It used to be broken by ideological divisions. But today it is broken by simple party politics. The Federal Election Commission (FEC) – the agency responsible for interpreting and enforcing federal campaign finance laws – is being swept under the bus of partisan one-up-manship. Republicans have gained a temporary one-seat majority on the Commission and they may take advantage of it for partisan purposes – namely, to associate the Obama Administration and Democrats generally with a conspiracy of using federal agencies to attack conservative nonprofit political organizations. In an unexpected twist, congressional Republicans Darrel Issa (R-Cal.) and Candice Miller (R-Mich.) have teamed up with at least one Republican colleague at the FEC in an effort to tie the agency to the ongoing story of whether high-level IRS staff inappropriately targeted the tax-exempt applications of groups based on partisanship. An email exchange from FEC staff to IRS staff requesting public information about the tax status of a conservative political organization prompted accusations of collusion between the two agencies for conspiring to persecute conservatives.

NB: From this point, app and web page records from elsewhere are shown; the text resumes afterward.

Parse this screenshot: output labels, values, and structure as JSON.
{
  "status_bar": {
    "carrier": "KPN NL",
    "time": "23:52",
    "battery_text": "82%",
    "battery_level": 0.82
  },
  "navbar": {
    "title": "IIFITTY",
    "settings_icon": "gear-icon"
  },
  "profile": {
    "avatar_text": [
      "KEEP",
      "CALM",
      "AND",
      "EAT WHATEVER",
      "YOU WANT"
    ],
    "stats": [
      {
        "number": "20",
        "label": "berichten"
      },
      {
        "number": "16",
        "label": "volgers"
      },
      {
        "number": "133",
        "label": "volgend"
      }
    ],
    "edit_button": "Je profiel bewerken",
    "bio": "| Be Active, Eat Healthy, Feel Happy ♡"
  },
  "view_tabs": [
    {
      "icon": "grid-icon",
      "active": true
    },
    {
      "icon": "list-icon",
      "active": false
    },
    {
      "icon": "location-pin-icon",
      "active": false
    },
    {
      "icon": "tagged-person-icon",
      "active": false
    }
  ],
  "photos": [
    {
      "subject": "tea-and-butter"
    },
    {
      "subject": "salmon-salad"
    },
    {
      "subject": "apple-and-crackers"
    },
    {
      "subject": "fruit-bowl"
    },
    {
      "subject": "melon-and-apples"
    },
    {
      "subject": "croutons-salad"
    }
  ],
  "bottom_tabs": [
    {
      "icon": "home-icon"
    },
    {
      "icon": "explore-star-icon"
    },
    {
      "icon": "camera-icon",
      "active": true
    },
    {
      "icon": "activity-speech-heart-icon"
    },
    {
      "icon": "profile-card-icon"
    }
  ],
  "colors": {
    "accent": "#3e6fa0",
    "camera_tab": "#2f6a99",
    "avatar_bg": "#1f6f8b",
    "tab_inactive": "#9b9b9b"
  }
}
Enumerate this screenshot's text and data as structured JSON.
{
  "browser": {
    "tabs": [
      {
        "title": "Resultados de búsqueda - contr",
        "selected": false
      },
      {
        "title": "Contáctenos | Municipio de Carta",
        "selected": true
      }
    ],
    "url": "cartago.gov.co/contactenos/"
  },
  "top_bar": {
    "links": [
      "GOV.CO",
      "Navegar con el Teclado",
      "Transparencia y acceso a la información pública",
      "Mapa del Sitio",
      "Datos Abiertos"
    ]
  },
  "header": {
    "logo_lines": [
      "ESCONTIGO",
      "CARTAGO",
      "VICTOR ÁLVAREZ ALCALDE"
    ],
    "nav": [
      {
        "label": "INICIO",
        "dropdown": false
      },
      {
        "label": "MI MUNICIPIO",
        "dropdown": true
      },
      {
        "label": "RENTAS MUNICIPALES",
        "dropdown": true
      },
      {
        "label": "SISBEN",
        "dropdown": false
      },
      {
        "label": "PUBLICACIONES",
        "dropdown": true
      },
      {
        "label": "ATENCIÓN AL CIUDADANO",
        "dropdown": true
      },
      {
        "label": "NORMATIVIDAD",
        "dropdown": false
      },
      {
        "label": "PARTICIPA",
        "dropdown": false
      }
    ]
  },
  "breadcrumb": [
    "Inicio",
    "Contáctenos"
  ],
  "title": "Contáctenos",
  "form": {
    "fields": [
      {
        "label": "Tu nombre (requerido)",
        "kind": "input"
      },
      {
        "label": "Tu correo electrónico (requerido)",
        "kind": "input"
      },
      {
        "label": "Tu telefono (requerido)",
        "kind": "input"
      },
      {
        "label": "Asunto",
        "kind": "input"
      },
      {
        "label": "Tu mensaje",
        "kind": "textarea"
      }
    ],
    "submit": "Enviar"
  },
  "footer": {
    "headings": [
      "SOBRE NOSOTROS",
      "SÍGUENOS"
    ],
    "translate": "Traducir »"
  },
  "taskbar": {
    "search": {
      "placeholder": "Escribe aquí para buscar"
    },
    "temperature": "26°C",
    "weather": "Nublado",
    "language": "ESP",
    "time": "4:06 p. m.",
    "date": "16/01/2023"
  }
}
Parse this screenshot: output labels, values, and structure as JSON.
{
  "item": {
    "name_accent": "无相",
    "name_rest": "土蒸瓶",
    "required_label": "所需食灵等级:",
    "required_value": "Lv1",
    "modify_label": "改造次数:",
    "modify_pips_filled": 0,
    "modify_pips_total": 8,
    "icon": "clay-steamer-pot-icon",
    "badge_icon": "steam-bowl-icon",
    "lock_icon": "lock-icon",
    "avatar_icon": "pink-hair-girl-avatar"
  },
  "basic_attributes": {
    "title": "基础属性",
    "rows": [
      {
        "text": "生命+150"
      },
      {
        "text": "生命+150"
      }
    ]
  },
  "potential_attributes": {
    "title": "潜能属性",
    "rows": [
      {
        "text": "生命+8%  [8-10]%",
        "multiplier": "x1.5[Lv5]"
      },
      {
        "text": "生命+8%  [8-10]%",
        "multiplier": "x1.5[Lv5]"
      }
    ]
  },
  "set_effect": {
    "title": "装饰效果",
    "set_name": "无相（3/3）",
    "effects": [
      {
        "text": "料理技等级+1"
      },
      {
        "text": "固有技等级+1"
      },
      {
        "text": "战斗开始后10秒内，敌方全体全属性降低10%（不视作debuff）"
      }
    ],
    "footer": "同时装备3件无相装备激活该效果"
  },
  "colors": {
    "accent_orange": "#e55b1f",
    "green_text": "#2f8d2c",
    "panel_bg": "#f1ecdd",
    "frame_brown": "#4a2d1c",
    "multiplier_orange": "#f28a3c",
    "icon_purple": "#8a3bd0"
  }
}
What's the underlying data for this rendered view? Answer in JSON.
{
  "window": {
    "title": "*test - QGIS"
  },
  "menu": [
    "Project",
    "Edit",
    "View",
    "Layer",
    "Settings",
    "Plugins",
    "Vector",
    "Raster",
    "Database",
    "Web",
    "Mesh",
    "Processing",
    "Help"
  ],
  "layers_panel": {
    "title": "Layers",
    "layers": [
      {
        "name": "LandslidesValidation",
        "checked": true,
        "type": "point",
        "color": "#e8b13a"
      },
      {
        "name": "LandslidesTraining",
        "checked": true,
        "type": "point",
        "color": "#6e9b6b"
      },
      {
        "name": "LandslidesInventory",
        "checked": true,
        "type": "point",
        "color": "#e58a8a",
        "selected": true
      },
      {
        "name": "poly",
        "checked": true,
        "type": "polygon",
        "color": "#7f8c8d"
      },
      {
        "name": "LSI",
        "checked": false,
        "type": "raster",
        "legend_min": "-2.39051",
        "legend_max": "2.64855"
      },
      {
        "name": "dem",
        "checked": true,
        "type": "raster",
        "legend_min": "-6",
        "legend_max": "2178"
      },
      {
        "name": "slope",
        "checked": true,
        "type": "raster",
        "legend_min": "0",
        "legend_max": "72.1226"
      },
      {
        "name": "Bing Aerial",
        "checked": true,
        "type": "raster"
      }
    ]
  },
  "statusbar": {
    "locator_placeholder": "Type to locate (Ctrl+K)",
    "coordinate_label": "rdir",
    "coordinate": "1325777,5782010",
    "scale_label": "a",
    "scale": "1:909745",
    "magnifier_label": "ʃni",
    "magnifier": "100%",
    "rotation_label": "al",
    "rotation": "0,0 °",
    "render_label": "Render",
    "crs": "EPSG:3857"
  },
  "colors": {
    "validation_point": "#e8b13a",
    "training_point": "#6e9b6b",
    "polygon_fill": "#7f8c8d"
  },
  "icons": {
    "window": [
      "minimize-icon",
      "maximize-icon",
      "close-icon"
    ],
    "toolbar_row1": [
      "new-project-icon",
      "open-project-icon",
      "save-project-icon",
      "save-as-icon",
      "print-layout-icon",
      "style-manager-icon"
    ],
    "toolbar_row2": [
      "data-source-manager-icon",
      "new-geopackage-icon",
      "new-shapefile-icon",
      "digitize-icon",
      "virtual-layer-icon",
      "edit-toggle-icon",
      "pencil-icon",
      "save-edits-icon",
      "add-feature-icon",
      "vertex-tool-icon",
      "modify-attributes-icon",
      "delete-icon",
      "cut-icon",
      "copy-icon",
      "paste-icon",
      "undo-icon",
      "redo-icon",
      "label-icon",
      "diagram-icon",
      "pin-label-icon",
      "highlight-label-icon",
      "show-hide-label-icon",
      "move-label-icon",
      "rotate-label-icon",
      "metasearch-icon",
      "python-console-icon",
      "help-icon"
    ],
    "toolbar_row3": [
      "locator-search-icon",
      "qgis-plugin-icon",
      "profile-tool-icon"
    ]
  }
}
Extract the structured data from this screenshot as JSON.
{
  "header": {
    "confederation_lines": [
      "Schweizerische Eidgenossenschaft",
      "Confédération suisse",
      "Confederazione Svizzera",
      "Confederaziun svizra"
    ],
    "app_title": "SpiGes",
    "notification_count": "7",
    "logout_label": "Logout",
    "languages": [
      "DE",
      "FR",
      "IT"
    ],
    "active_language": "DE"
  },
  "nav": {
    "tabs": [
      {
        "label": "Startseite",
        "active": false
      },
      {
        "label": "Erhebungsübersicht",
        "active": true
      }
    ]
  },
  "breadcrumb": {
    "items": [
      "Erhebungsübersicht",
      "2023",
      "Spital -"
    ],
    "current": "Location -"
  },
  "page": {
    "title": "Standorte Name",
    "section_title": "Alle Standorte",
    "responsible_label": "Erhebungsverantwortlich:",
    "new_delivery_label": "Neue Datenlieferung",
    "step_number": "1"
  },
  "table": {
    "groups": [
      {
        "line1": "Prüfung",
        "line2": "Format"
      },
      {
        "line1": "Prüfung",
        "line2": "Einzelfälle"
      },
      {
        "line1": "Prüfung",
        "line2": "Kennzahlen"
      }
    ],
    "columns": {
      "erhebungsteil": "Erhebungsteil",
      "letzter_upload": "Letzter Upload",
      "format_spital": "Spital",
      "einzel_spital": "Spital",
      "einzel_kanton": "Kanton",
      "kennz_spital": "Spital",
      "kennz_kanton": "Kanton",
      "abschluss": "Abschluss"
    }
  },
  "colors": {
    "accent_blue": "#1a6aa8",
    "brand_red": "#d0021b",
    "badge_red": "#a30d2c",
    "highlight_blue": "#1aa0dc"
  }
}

Republican FEC Commissioner Don McGahn recently went on the airwaves fueling the notion that the government is targeting groups for political revenge and shared more previously undisclosed emails between FEC and IRS staff that, in his words, “could be benign or could be more sinister.”
This conspiracy theory could well have an ulterior motive: to promote new FEC enforcement guidelines that would make it very difficult for the agency to investigate violations of campaign finance laws.
The FEC is a six-member commission, three Democrats and three Republicans that can only make decisions by majority vote. The members are essentially selected by the majority and minority leaders of the Senate, then nominated by the president and confirmed by the Senate. Senate Minority Leader Mitch McConnell (R-Ky.) realized as early as 2008 that the campaign finance laws can be rendered impotent if he selects three commissioners who decline to enforce the law.